The New York State Tax Appeals Tribunal has affirmed a determination that a hotel developer, acting as a designated agent of a New York State industrial development agency (“IDA”), was not entitled to a sales and use tax exemption for purchases it made to construct a hotel at a cost in excess of the amounts it had estimated in its application for IDA tax benefits. Matter of Jefferson Hotel Associates LLC, DTA No. 827618 (N.Y.S. Tax App. Trib., June 27, 2019). The Tribunal’s decision makes clear that a developer that incurs costs beyond the estimates in its IDA application must amend its application in order to claim the excess sales tax exemption amounts.
Background. In June 2012, Jefferson Hotel Associates LLC (“Jefferson Associates”) applied for financial assistance through an upstate New York IDA to construct a hotel in Monroe County, New York.

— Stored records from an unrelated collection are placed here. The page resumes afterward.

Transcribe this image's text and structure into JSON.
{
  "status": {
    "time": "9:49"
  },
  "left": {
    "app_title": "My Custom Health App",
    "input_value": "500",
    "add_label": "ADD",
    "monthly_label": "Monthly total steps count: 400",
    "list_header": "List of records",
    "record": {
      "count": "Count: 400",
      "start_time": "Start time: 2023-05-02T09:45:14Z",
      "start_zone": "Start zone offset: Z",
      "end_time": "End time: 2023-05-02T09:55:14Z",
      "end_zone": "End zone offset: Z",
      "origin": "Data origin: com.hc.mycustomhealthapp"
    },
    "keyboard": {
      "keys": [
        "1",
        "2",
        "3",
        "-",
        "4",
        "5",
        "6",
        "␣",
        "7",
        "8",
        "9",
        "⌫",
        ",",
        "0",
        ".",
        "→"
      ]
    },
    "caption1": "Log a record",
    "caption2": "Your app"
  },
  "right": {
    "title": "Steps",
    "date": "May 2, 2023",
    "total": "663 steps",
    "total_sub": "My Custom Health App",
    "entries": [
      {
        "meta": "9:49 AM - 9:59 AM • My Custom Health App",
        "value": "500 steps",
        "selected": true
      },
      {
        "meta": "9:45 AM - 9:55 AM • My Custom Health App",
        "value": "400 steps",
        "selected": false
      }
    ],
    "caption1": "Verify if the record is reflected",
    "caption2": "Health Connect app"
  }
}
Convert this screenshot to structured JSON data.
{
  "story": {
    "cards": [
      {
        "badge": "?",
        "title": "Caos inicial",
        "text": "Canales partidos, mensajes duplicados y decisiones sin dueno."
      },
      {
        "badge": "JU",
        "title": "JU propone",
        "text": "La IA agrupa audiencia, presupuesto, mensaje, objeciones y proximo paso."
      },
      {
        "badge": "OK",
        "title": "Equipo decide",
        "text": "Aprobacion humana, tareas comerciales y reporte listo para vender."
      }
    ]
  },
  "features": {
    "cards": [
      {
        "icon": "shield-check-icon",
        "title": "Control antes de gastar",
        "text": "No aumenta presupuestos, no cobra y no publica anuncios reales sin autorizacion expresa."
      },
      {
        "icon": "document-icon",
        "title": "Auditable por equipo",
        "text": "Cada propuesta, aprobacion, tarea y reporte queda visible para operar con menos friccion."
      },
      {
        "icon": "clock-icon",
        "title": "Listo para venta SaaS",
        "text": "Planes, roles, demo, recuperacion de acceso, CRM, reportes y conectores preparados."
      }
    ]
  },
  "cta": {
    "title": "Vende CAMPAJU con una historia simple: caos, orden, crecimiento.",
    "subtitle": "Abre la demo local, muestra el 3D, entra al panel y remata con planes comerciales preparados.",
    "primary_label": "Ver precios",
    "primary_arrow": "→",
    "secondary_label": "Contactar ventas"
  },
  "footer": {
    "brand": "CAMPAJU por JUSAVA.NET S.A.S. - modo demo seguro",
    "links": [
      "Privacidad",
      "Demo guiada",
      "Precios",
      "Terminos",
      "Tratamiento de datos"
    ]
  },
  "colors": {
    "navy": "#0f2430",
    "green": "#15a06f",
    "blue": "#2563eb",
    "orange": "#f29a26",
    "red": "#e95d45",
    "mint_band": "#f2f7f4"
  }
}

As is common for IDA projects, the application sought a real property tax abatement, a mortgage recording tax exemption and, as relevant to the dispute, a sales and use tax exemption.
The application required that Jefferson Associates estimate the costs of construction to determine the amount of the anticipated sales tax exemption. Jefferson Associates provided the IDA with an estimated sales tax benefit of approximately $223,000. The IDA accepted the application, approving the appointment of Jefferson Associates as the IDA’s agent for purposes of the hotel project and issuing a letter authorizing Jefferson Associates to make purchases free of sales tax. That letter also stated that the “[t]otal costs of the project cannot exceed the project costs” that Jefferson Associates estimated in its IDA application.
The IDA agent letter was thereafter extended twice (in December 2012 and February 2014), with each extension containing the same $223,000 estimated sales tax exemption amount. Subsequently, Jefferson Associates filed with the Department of Taxation and Finance reports of IDA sales tax exemptions, but now reported a total sales tax exemption of approximately $253,000, about $30,000 more than it had previously estimated.
In February 2015, the IDA issued a Demand Letter to Jefferson Associates seeking repayment of the excess $30,000 in sales tax. Subsequently, in November 2015, the Department itself issued a Notice and Demand seeking payment of the $30,000, plus interest. Jefferson Associates paid the amount sought and, following the Department’s denial of its refund request, filed a Petition with the Division of Tax Appeals.
Relevant statutory amendments. Directly relevant to the dispute were amendments to the New York General Municipal Law, effective March 28, 2013, that significantly changed the way IDAs could allow sales tax exemption benefits. Under those amendments, IDAs were now required to recapture sales tax exemption benefits “in excess of the amounts authorized” and to remit those amounts to the Department. In addition, the amendments authorized the Department to assess tax, penalties, and interest if the excess amounts were not paid over to the IDA. The new law applied to any amendment of a project made on or after March 28, 2013, that involved “additional funds or benefits.” Gen. Mun. Law § 875. The developer argued that the new law was inapplicable because there were no amendments of the hotel project after March 28, 2013, and that, even if the new law did apply, it did not limit the sales tax exemption to the estimate in its application.
ALJ determination. An ALJ held that the excess sales tax amount was properly subject to repayment and that the new law applied because the February 2014 project extension was an amendment that conferred additional benefits after the effective date of the new law. The ALJ also concluded that the extensions of the sales tax exemption letter issued by the IDA, made after March 28, 2013, specifically identified the lower $223,000 exemption amount, which capped the allowable exemption amount.
Tribunal decision. The Tribunal affirmed the ALJ determination in its entirety. It noted that each of the IDA letters stated that the total project costs “cannot exceed” the estimated project costs, and found that it was reasonable to limit the benefit to the estimated sales tax exemption amount. It also concluded that the new law that imposed the limitation was applicable, finding that the extension of the developer’s IDA agency appointment through June 30, 2014, was “an amendment . . . involving additional funds or benefits” to the hotel project under the new law.
The developer had pointed out that limiting the sales tax exemption was inconsistent with the IDA’s broad authorization for the developer to make all necessary purchases for the project. However, the Tribunal noted that the 2013 amendments to the General Municipal Law were put in place to enable the IDA to control the costs of a project. The Tribunal also stated that the developer’s recourse would have been to “amend the [IDA] project,” which the developer did not do. The Tribunal found that the 2014 extension of the IDA agency was “an amendment . . . involving additional funds or benefits,” with the alleged “benefit” being the extension of the time for the developer to make purchases free of sales tax. The decision does not address whether the legislative history for the General Municipal Law amendments indicated an intent to treat an extension of an IDA project as an “additional benefit” within the meaning of the new law.